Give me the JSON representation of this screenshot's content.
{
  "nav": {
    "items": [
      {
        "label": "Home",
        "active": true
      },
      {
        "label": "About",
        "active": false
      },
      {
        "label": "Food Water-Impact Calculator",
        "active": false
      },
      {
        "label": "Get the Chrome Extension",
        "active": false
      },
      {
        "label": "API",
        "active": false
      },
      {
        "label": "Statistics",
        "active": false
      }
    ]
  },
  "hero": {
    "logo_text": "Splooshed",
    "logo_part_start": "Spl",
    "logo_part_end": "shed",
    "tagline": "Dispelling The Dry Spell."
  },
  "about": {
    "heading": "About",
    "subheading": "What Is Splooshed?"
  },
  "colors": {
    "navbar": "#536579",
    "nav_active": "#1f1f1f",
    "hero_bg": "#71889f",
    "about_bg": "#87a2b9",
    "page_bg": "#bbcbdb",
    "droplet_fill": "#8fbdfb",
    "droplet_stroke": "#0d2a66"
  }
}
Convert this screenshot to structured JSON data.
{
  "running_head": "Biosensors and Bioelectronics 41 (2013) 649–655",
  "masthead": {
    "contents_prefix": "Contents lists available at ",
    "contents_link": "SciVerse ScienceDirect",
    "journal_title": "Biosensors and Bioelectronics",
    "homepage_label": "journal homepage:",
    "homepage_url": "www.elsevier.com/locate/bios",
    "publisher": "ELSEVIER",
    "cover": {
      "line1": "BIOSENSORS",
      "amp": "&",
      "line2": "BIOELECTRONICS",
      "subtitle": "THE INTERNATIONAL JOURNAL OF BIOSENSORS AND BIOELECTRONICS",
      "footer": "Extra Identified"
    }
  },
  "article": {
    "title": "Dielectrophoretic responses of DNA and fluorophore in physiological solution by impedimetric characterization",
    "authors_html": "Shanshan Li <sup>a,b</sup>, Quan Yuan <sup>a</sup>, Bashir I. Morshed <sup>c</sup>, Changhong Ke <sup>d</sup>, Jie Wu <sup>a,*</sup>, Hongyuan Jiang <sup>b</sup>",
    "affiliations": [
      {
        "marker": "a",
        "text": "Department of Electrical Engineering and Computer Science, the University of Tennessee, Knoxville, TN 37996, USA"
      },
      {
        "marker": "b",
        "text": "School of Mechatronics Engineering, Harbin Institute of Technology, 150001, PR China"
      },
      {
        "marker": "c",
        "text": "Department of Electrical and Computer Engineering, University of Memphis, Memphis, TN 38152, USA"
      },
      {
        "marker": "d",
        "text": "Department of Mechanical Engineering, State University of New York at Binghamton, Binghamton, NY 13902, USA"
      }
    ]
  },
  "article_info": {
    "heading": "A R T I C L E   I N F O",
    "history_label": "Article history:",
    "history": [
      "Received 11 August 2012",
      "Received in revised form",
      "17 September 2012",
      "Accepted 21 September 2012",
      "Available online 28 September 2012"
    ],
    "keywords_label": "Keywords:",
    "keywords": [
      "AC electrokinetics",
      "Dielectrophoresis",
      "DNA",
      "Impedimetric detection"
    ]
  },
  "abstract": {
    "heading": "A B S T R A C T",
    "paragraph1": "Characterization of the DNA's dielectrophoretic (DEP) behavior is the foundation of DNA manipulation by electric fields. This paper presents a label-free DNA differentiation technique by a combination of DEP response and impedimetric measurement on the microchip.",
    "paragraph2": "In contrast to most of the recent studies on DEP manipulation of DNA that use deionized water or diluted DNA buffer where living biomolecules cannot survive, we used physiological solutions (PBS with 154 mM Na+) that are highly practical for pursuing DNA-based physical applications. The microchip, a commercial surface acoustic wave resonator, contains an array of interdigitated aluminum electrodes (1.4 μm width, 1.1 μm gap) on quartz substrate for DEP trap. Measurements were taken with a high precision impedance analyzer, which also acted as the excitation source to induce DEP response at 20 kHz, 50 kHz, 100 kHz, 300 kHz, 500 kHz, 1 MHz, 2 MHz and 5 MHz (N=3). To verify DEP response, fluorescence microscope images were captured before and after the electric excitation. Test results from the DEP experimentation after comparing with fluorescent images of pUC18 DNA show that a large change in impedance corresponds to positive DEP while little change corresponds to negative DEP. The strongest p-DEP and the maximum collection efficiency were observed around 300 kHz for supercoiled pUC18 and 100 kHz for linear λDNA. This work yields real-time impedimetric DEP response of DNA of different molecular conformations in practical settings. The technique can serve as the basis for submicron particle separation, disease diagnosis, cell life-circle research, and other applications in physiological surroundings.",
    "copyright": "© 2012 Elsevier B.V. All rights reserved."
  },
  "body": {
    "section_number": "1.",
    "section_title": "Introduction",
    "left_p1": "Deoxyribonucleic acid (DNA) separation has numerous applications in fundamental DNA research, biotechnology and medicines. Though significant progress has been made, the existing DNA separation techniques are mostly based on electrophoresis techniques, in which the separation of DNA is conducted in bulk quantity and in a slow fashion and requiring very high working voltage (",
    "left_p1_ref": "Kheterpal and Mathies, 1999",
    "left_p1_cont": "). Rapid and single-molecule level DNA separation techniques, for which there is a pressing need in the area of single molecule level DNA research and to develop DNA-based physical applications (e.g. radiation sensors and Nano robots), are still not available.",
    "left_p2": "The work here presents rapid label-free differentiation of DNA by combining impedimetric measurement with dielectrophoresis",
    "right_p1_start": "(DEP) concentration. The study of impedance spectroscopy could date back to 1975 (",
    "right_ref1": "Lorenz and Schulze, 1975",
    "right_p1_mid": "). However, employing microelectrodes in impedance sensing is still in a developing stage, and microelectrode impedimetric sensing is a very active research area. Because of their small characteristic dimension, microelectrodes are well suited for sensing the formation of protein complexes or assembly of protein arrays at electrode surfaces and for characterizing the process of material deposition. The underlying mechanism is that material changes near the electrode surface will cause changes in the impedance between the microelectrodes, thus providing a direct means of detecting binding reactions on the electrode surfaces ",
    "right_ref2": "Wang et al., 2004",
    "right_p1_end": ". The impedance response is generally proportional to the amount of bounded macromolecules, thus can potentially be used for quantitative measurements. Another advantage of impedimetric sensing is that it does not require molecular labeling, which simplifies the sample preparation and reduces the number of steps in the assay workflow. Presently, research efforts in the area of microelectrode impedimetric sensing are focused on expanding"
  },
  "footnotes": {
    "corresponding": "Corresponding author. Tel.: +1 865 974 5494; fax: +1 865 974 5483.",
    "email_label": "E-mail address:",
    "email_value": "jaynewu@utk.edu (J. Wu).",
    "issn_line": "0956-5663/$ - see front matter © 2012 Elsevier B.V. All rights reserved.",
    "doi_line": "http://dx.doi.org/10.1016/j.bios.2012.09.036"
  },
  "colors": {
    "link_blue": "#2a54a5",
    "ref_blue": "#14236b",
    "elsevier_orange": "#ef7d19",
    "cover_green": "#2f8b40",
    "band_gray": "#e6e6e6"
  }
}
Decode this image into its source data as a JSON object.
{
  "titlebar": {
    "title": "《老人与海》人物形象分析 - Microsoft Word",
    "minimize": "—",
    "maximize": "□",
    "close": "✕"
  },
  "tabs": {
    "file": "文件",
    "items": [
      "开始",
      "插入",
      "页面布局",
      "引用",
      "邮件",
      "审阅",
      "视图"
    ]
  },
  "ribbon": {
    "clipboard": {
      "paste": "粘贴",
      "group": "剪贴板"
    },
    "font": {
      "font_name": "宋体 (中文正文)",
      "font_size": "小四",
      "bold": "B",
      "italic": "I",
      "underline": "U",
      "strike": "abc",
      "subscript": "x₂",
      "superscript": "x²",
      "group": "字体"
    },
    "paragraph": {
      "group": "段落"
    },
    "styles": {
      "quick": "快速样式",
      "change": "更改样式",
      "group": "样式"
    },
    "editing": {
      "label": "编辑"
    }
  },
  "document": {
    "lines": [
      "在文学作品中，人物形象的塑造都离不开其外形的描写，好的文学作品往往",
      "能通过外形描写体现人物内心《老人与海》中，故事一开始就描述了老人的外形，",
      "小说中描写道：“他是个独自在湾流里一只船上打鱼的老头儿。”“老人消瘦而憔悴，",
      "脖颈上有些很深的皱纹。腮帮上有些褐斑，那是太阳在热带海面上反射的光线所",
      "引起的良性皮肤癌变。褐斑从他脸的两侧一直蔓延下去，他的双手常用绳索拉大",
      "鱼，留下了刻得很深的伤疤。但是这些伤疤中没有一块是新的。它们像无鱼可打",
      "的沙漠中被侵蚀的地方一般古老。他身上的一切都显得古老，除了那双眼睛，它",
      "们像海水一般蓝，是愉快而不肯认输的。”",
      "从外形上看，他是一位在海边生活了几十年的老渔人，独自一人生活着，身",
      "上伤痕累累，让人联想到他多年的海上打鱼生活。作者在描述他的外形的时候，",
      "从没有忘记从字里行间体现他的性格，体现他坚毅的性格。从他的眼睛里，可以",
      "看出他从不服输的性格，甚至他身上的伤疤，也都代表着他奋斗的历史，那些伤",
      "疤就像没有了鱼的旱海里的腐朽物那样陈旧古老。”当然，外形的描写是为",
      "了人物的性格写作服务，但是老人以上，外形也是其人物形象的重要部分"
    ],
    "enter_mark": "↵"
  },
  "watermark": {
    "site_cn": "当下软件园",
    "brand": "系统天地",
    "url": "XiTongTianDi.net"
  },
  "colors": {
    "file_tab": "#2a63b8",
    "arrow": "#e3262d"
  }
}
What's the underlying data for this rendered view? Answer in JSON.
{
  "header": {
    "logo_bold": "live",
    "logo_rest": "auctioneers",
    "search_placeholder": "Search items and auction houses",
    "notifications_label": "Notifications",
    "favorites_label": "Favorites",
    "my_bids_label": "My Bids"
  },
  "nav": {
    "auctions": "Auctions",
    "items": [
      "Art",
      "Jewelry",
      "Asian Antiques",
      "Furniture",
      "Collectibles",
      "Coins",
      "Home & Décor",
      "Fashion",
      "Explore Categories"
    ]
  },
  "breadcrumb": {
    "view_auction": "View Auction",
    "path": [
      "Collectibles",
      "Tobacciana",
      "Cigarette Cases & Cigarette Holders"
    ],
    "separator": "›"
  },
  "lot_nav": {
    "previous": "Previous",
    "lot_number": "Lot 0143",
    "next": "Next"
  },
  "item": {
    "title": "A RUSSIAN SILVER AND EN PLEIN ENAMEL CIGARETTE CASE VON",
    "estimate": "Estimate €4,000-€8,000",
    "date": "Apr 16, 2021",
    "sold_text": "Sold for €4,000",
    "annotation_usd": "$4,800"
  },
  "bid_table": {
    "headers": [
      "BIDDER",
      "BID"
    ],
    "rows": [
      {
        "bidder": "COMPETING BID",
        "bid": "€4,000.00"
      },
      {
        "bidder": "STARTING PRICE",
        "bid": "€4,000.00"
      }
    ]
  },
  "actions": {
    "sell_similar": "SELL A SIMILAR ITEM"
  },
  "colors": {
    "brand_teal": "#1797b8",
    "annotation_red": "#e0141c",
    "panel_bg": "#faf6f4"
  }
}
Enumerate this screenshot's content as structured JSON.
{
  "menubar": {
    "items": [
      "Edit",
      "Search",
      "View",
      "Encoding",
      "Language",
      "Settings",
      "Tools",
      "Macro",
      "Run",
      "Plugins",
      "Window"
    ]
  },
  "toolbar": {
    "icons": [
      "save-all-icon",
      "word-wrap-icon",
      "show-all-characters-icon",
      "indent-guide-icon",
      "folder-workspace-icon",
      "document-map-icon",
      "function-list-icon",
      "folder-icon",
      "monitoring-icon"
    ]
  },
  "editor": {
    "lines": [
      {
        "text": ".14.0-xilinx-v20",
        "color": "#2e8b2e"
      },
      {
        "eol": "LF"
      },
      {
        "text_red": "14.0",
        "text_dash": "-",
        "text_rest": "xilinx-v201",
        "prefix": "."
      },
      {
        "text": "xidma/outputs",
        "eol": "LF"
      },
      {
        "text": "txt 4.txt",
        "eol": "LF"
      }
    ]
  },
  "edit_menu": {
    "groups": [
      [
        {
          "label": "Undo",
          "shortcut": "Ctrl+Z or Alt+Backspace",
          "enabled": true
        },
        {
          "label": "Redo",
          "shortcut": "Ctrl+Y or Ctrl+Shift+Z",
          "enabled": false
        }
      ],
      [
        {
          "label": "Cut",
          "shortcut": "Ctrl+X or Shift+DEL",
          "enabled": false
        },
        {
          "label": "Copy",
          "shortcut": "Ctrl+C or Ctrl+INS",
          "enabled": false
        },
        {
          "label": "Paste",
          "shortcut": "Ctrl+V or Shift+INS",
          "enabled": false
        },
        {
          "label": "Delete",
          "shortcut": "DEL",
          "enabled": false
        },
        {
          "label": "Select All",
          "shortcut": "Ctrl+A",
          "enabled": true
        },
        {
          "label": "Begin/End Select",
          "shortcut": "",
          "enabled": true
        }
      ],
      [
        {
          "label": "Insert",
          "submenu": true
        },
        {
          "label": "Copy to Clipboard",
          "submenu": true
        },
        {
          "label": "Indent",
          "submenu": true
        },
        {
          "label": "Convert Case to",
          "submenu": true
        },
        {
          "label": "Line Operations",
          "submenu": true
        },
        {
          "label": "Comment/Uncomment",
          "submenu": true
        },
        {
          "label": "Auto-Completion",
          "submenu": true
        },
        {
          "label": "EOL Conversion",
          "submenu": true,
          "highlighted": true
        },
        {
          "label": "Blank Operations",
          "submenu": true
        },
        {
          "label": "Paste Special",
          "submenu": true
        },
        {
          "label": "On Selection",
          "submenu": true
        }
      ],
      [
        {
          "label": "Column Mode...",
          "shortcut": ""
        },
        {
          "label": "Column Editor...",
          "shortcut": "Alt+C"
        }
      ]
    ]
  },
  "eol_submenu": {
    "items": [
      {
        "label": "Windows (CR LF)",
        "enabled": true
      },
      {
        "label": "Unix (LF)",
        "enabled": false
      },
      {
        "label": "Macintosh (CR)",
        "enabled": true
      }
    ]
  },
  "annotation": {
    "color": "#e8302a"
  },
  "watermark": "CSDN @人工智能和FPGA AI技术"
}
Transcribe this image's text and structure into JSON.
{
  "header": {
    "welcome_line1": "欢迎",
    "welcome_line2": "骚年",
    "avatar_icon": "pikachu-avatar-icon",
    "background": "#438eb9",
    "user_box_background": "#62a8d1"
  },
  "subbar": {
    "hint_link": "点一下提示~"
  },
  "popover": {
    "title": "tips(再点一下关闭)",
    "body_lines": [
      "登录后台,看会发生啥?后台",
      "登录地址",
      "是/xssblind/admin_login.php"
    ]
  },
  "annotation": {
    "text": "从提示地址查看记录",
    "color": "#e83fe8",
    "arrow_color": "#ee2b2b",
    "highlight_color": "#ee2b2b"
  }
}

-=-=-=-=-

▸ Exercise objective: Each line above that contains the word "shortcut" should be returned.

▸ Exercise response:
          "shortcut": "Ctrl+Z or Alt+Backspace",
          "shortcut": "Ctrl+Y or Ctrl+Shift+Z",
          "shortcut": "Ctrl+X or Shift+DEL",
          "shortcut": "Ctrl+C or Ctrl+INS",
          "shortcut": "Ctrl+V or Shift+INS",
          "shortcut": "DEL",
          "shortcut": "Ctrl+A",
          "shortcut": "",
          "shortcut": ""
          "shortcut": "Alt+C"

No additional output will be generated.